The very definition of "preferential trade agreements" (PTAs) channels our almost exclusive attention to the relation between PTAs and the WTO. Successive PTAs between the same countries -- which we call "double PTAs" -- have largely escaped legal scrutiny. Think of the United States and Mexico first concluding NAFTA and then the Trans-Pacific Partnership (TPP) or other "mega-regionals" currently under negotiation such as the COMESA-EAC-SADC Tripartite in Africa or Regional Comprehensive Economic Partnership (RCEP) in Asia. We offer four reasons why the limits imposed by WTO rules on PTAs and plurilateral trade agreements must not be overrated. This should redirect attention away from the WTO-PTA relation toward relations between PTAs. We then describe the current network of PTAs in force, its structure and centrality features -- using basic methods of network analysis -- and also assesses the frequency of "double PTAs". Next we analyse the possible reasons to conclude "double PTAs" and assess ways in which successive PTAs involving the same countries can inter-relate in legal terms.

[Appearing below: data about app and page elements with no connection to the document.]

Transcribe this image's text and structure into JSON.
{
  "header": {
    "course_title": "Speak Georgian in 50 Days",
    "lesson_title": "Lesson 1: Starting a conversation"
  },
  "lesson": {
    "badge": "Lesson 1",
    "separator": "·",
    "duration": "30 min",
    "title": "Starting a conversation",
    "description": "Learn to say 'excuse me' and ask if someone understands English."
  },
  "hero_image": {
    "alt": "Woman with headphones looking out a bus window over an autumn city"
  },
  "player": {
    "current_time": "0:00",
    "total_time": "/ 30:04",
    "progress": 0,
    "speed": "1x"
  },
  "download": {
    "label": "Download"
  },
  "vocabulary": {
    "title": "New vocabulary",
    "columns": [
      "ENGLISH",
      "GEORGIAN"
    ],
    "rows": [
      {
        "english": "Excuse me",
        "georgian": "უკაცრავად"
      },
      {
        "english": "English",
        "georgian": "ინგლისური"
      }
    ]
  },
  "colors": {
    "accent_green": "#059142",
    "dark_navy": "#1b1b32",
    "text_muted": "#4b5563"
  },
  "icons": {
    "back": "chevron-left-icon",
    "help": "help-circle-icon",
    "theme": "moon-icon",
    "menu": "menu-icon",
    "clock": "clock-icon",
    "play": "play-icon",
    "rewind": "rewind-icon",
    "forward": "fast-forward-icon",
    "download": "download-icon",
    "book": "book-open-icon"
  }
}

Friday, February 7, 2014
Pauwelyn & Alschner: Forget About the WTO: The Network of Relations between Preferential Trade Agreements (PTAs) and 'Double PTAs'

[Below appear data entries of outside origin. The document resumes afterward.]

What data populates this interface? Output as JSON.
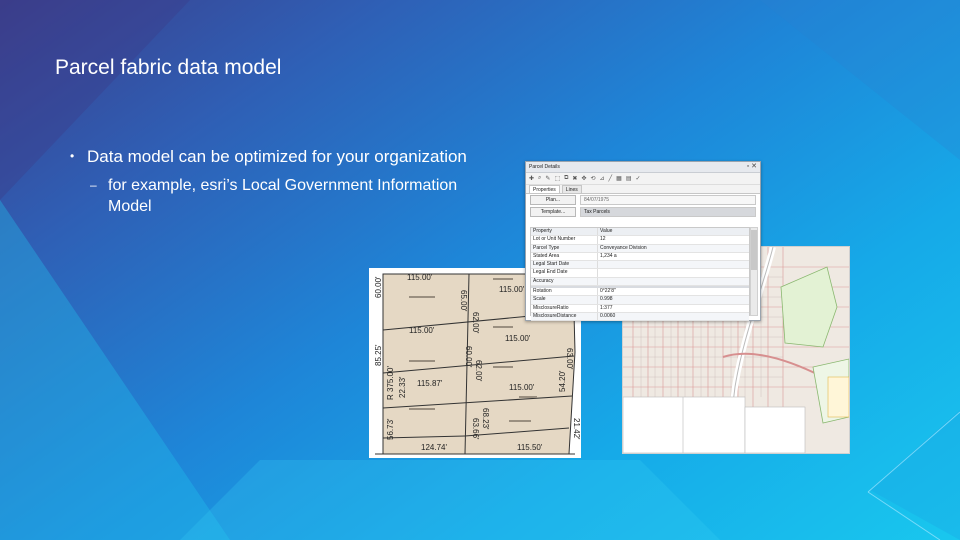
{
  "slide": {
    "title": "Parcel fabric data model",
    "bullets": [
      {
        "text": "Data model can be optimized for your organization"
      }
    ],
    "sub_bullets": [
      {
        "text": "for example, esri’s Local Government Information Model"
      }
    ]
  },
  "parcel_details": {
    "window_title": "Parcel Details",
    "tabs": [
      "Properties",
      "Lines"
    ],
    "plan_button": "Plan...",
    "plan_value": "84/07/1975",
    "template_button": "Template...",
    "template_value": "Tax Parcels",
    "columns": [
      "Property",
      "Value"
    ],
    "rows": [
      {
        "property": "Lot or Unit Number",
        "value": "12"
      },
      {
        "property": "Parcel Type",
        "value": "Conveyance Division"
      },
      {
        "property": "Stated Area",
        "value": "1,234 a"
      },
      {
        "property": "Legal Start Date",
        "value": ""
      },
      {
        "property": "Legal End Date",
        "value": ""
      },
      {
        "property": "Accuracy",
        "value": ""
      },
      {
        "property": "Rotation",
        "value": "0°22'8\""
      },
      {
        "property": "Scale",
        "value": "0.998"
      },
      {
        "property": "MisclosureRatio",
        "value": "1:377"
      },
      {
        "property": "MisclosureDistance",
        "value": "0.0060"
      }
    ]
  },
  "parcel_plan": {
    "dimensions": [
      "115.00'",
      "115.00'",
      "65.00'",
      "62.00'",
      "60.00'",
      "115.00'",
      "115.00'",
      "63.00'",
      "60.00'",
      "62.00'",
      "R 375.00'",
      "22.33'",
      "115.87'",
      "115.00'",
      "85.25'",
      "54.20'",
      "56.73'",
      "124.74'",
      "115.50'",
      "63.66'",
      "68.23'",
      "21.42'"
    ]
  }
}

Joost Pauwelyn (Graduate Institute of International and Development Studies) & Wolfgang Alschner (Graduate Institute of International and Development Studies) have posted Forget About the WTO: The Network of Relations between Preferential Trade Agreements (PTAs) and 'Double PTAs'. Here's the abstract: